As I previously stated I love pop culture. Yentl’s Revenge: The Next Wave of Jewish Feminism edited by Rabbi Danya Rutenberg was one of the most influential and eye opening books I had read. Danya collected women’s stories from all facets of Judaism. There were experiences that a particular rabbi encountered when members of her congregation made comments on her appearance as a “sexy rabbi,” to those of a transgendered woman who faced problems when she wanted to go to the mikvah. A mikvah is a ritual bath that both women and men immerse themselves in. It is more prevalent amongst Orthodox women who immerse after their monthly cycle. But what stood out for me was the realization that I too was seeking my own access point regarding what it meant to be a Jew.
In this book and in Tel Aviv I saw representations of myself. Reading the book was powerful and emotional because it gave me a connection to my religion. However, when I was in Tel Aviv I experienced inclusivity that I have never experienced before.
There was a tangible feeling of a weight being lifted off my chest. For the first time in my life it was not assumed I was Christian. Granted, there are many people that are not Jewish living in Tel Aviv, but the inclusivity that I previously spoke about was just a given. I was amongst my tribe.
Tel Aviv is a very cosmopolitan city–from the Bauhaus architecture to the way the city comes alive at night. For me all the pieces of the puzzle finally fit together. I could combine my “alternative,” for lack of a better word, and Jewish identities without having to feel the need to explain myself. I saw other Jews who look like me in having tattoos or not conforming to what society has embedded into our culture of what a “nice Jewish girl” is. Also Tel Aviv has a large gay and lesbian population and having that visibility was one of the best feelings I have ever experienced.

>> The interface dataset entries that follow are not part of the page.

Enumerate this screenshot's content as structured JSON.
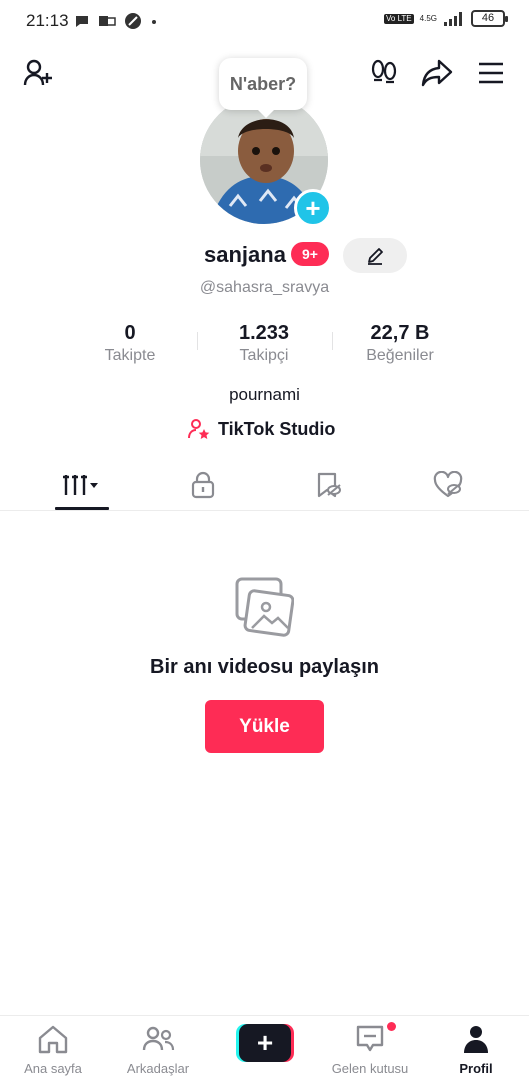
{
  "status_bar": {
    "time": "21:13",
    "network": "4.5G",
    "volte": "Vo LTE",
    "battery": "46"
  },
  "bubble": {
    "text": "N'aber?"
  },
  "profile": {
    "username": "sanjana",
    "notification_badge": "9+",
    "handle": "@sahasra_sravya",
    "bio": "pournami",
    "studio_link": "TikTok Studio"
  },
  "stats": [
    {
      "value": "0",
      "label": "Takipte"
    },
    {
      "value": "1.233",
      "label": "Takipçi"
    },
    {
      "value": "22,7 B",
      "label": "Beğeniler"
    }
  ],
  "empty_state": {
    "title": "Bir anı videosu paylaşın",
    "button_label": "Yükle"
  },
  "bottom_nav": [
    {
      "label": "Ana sayfa",
      "icon": "home-icon"
    },
    {
      "label": "Arkadaşlar",
      "icon": "friends-icon"
    },
    {
      "label": "",
      "icon": "create-plus-icon"
    },
    {
      "label": "Gelen kutusu",
      "icon": "inbox-icon"
    },
    {
      "label": "Profil",
      "icon": "profile-icon"
    }
  ],
  "colors": {
    "accent": "#fe2c55",
    "cyan": "#25f4ee",
    "avatar_add": "#20c4e8",
    "text": "#161823",
    "muted": "#8a8b91"
  }
}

Within the last six months I have been to Israel twice. When I went back the second time at the end of May I wondered if I had romanticized my first experience. Once I landed at Ben Gurion airport, again, I felt that same weight being lifted. This time I was able to recommend to my traveling companions my favorite restaurants, or a bar to get a great micro-brewed beer. I did not feel like a tourist but more like I was returning home to my family and friends. The energy that Tel Aviv exudes is captivating for me. It can be a tough city and for some, and it might take a while to get used to the mannerisms of Israelis.

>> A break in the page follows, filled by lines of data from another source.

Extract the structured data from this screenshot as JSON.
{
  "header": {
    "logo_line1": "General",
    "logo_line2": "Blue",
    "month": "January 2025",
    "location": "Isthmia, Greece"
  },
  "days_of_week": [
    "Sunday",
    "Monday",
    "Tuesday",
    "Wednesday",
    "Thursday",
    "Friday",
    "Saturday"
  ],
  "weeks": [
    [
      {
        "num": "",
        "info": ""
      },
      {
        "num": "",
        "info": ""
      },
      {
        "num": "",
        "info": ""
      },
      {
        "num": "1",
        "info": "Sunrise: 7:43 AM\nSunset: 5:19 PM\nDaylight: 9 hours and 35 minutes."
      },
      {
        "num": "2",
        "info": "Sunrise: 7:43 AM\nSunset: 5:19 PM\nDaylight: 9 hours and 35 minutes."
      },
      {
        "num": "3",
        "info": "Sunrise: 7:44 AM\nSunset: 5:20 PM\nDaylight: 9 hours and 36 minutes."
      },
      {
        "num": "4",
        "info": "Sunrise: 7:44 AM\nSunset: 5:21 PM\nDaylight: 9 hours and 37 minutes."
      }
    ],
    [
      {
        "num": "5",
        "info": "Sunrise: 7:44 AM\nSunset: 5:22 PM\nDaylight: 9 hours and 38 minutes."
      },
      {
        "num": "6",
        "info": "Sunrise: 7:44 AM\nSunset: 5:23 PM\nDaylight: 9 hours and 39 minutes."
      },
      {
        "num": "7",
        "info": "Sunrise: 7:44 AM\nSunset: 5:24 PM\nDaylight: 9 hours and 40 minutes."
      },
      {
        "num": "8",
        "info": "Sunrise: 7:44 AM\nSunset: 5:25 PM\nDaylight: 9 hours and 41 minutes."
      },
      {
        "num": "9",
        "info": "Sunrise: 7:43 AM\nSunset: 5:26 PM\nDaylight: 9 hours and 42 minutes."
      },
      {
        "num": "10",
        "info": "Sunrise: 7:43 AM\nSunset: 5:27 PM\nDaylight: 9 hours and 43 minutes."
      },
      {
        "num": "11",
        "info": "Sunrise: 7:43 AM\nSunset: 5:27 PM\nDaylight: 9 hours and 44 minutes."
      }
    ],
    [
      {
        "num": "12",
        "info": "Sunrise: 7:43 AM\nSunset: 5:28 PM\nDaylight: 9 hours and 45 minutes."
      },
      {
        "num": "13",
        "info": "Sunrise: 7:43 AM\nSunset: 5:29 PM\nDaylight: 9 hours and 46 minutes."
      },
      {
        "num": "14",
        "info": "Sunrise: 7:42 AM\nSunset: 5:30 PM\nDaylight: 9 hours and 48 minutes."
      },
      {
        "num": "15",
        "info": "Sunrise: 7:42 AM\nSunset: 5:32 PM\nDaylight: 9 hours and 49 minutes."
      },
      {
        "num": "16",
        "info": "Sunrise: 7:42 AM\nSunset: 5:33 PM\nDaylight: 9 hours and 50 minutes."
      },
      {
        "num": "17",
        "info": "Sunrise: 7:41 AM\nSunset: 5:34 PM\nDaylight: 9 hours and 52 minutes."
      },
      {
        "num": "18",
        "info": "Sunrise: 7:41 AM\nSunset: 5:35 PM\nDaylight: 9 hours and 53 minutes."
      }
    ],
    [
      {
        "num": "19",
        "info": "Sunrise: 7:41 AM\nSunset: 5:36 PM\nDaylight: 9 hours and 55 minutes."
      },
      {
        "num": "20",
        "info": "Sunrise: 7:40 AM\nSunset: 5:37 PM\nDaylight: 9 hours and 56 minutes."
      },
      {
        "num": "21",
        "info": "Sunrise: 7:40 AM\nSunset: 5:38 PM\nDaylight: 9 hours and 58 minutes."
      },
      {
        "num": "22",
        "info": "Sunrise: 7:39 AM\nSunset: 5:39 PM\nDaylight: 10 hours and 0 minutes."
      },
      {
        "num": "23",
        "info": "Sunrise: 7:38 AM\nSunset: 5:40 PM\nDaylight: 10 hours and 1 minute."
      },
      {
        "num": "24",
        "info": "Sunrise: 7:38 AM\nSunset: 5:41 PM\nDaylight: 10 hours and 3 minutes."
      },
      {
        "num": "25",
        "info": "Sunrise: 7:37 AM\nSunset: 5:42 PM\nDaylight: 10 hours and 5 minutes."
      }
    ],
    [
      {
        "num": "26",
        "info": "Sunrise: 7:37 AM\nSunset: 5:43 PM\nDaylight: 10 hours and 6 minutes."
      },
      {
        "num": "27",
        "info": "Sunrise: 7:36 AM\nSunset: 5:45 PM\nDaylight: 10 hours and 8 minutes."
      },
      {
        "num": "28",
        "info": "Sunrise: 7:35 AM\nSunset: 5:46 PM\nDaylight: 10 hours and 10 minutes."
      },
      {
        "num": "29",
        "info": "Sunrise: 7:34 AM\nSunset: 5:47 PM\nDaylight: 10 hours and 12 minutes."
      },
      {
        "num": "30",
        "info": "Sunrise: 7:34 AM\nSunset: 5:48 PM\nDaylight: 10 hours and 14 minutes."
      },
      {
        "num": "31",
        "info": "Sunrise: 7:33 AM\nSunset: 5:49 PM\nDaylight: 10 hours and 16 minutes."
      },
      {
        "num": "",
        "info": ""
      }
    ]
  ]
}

During my first trip I was fortunate enough to schedule a meeting with Shira Geffen. Geffen and her husband, the author Etgar Keret, made the movie Jellyfish or as it is called in Hebrew, Meduzot. During my interview with Shira I got a glimpse of what life in Tel Aviv is like from a woman who is a native. We spoke about the women in her film and the multi-layers of the lives of these complex women, and how together they could be one person. In short, that is how I see Tel Aviv. There is such a diversity of people that not one thing could define the city, and in retrospect I can apply that to myself. I cannot be defined by one characteristic, but at the center of who I am remains the fact that I am a Jew and I love love Tel Aviv.

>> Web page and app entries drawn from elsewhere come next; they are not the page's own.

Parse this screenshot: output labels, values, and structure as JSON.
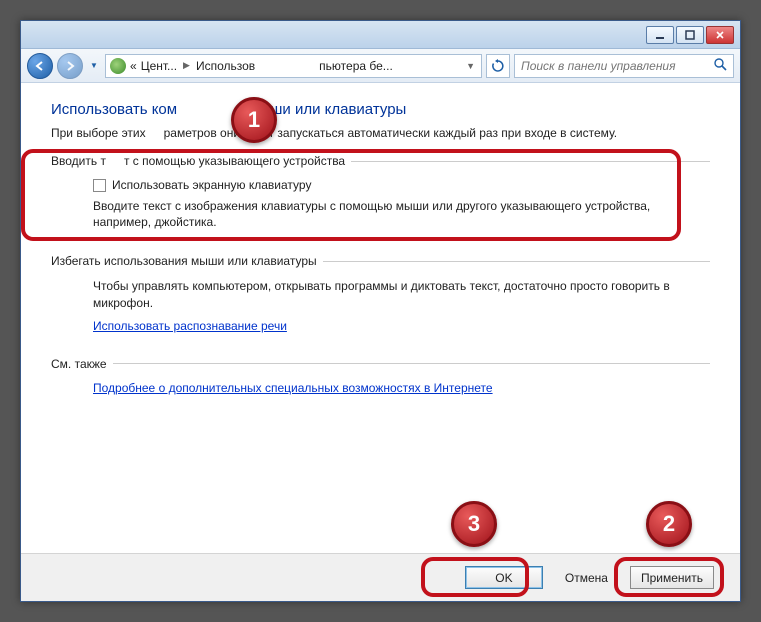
{
  "titlebar": {
    "minimize_icon": "minimize-icon",
    "maximize_icon": "maximize-icon",
    "close_icon": "close-icon"
  },
  "nav": {
    "breadcrumb_prefix": "«",
    "breadcrumb_seg1": "Цент...",
    "breadcrumb_seg2": "Использов",
    "breadcrumb_seg3": "пьютера бе...",
    "search_placeholder": "Поиск в панели управления"
  },
  "page": {
    "title_prefix": "Использовать ком",
    "title_suffix": "ыши или клавиатуры",
    "subtitle_prefix": "При выборе этих",
    "subtitle_suffix": "раметров они будут запускаться автоматически каждый раз при входе в систему."
  },
  "group1": {
    "label_prefix": "Вводить т",
    "label_suffix": "т с помощью указывающего устройства",
    "checkbox_label": "Использовать экранную клавиатуру",
    "description": "Вводите текст с изображения клавиатуры с помощью мыши или другого указывающего устройства, например, джойстика."
  },
  "group2": {
    "label": "Избегать использования мыши или клавиатуры",
    "description": "Чтобы управлять компьютером, открывать программы и диктовать текст, достаточно просто говорить в микрофон.",
    "link": "Использовать распознавание речи"
  },
  "group3": {
    "label": "См. также",
    "link": "Подробнее о дополнительных специальных возможностях в Интернете"
  },
  "footer": {
    "ok": "OK",
    "cancel": "Отмена",
    "apply": "Применить"
  },
  "annotations": {
    "b1": "1",
    "b2": "2",
    "b3": "3"
  }
}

Laurie-Ann Cota is in her last year of of a masters program at Claremont Graduate University in Critical Comparative Scriptures with a major in Bible and a minor in theory. Her research will focus on the ways in which women change God language in rituals and liturgy and how language influences social structures in relation to gender roles within organized religion. She is a musician, an avid reader and lover of pop culture.